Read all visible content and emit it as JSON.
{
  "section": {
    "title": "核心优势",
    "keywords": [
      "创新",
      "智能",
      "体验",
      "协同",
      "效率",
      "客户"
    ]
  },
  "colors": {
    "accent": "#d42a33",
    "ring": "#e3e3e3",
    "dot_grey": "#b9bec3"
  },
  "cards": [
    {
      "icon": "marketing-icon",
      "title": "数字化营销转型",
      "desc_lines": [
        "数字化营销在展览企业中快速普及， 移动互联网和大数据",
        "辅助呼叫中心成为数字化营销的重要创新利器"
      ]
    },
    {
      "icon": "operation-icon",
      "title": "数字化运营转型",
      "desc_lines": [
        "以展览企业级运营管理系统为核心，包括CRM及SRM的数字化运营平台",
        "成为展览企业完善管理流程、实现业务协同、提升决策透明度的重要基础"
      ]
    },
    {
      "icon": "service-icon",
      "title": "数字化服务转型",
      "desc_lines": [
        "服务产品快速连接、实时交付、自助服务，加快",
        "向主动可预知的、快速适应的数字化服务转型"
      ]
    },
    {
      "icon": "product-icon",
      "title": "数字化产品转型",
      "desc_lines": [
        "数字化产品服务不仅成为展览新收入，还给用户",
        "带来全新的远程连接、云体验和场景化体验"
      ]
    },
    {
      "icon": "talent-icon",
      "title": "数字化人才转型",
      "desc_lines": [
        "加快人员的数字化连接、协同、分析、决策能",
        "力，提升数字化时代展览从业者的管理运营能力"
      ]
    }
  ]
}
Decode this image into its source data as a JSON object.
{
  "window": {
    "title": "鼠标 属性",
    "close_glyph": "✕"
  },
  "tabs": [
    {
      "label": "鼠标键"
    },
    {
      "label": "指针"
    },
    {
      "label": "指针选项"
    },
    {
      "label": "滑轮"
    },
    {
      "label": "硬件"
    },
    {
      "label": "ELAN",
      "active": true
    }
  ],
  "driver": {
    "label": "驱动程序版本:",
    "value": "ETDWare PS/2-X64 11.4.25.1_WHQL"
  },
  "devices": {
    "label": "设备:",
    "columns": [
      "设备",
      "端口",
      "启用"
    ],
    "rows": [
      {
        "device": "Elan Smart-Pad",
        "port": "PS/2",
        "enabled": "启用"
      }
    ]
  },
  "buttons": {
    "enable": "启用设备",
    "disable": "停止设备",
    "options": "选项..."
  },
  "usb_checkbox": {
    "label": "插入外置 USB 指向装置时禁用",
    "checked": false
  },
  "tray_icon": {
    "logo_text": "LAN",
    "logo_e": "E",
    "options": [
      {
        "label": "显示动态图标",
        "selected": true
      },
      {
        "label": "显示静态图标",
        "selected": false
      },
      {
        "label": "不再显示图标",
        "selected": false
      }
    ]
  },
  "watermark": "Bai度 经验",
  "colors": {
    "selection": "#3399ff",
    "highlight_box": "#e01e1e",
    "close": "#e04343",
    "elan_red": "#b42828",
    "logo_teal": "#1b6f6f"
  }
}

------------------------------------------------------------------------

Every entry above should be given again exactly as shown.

Read all visible content and emit it as JSON.
{
  "section": {
    "title": "核心优势",
    "keywords": [
      "创新",
      "智能",
      "体验",
      "协同",
      "效率",
      "客户"
    ]
  },
  "colors": {
    "accent": "#d42a33",
    "ring": "#e3e3e3",
    "dot_grey": "#b9bec3"
  },
  "cards": [
    {
      "icon": "marketing-icon",
      "title": "数字化营销转型",
      "desc_lines": [
        "数字化营销在展览企业中快速普及， 移动互联网和大数据",
        "辅助呼叫中心成为数字化营销的重要创新利器"
      ]
    },
    {
      "icon": "operation-icon",
      "title": "数字化运营转型",
      "desc_lines": [
        "以展览企业级运营管理系统为核心，包括CRM及SRM的数字化运营平台",
        "成为展览企业完善管理流程、实现业务协同、提升决策透明度的重要基础"
      ]
    },
    {
      "icon": "service-icon",
      "title": "数字化服务转型",
      "desc_lines": [
        "服务产品快速连接、实时交付、自助服务，加快",
        "向主动可预知的、快速适应的数字化服务转型"
      ]
    },
    {
      "icon": "product-icon",
      "title": "数字化产品转型",
      "desc_lines": [
        "数字化产品服务不仅成为展览新收入，还给用户",
        "带来全新的远程连接、云体验和场景化体验"
      ]
    },
    {
      "icon": "talent-icon",
      "title": "数字化人才转型",
      "desc_lines": [
        "加快人员的数字化连接、协同、分析、决策能",
        "力，提升数字化时代展览从业者的管理运营能力"
      ]
    }
  ]
}
Decode this image into its source data as a JSON object.
{
  "window": {
    "title": "鼠标 属性",
    "close_glyph": "✕"
  },
  "tabs": [
    {
      "label": "鼠标键"
    },
    {
      "label": "指针"
    },
    {
      "label": "指针选项"
    },
    {
      "label": "滑轮"
    },
    {
      "label": "硬件"
    },
    {
      "label": "ELAN",
      "active": true
    }
  ],
  "driver": {
    "label": "驱动程序版本:",
    "value": "ETDWare PS/2-X64 11.4.25.1_WHQL"
  },
  "devices": {
    "label": "设备:",
    "columns": [
      "设备",
      "端口",
      "启用"
    ],
    "rows": [
      {
        "device": "Elan Smart-Pad",
        "port": "PS/2",
        "enabled": "启用"
      }
    ]
  },
  "buttons": {
    "enable": "启用设备",
    "disable": "停止设备",
    "options": "选项..."
  },
  "usb_checkbox": {
    "label": "插入外置 USB 指向装置时禁用",
    "checked": false
  },
  "tray_icon": {
    "logo_text": "LAN",
    "logo_e": "E",
    "options": [
      {
        "label": "显示动态图标",
        "selected": true
      },
      {
        "label": "显示静态图标",
        "selected": false
      },
      {
        "label": "不再显示图标",
        "selected": false
      }
    ]
  },
  "watermark": "Bai度 经验",
  "colors": {
    "selection": "#3399ff",
    "highlight_box": "#e01e1e",
    "close": "#e04343",
    "elan_red": "#b42828",
    "logo_teal": "#1b6f6f"
  }
}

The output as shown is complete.